- [Data in this exercise]
_ _ _ _ _ _ _
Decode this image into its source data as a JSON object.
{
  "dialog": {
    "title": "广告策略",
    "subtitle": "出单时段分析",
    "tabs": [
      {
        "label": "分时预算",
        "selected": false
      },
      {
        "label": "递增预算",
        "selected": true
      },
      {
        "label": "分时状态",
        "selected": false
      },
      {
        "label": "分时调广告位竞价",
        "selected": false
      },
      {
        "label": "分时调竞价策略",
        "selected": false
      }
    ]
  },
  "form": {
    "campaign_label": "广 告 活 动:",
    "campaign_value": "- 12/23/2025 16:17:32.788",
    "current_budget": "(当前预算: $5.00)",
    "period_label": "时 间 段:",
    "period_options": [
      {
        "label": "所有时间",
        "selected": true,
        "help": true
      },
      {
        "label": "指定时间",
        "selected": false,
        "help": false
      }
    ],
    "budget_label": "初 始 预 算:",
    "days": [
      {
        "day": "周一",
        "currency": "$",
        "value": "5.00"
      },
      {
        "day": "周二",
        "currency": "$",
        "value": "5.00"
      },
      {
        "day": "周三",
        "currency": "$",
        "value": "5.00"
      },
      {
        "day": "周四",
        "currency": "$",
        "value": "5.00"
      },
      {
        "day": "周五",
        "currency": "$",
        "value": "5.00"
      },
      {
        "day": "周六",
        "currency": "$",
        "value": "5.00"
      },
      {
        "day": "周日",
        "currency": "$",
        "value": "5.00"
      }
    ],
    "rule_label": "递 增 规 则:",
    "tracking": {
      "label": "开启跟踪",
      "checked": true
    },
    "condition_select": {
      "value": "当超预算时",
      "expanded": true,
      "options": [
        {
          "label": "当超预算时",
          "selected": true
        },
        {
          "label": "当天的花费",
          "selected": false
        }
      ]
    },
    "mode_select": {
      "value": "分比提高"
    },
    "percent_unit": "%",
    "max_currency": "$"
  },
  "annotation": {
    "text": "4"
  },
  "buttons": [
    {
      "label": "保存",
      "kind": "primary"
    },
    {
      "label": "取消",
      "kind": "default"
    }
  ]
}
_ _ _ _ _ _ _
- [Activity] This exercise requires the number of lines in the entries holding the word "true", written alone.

- [Result of the exercise] 6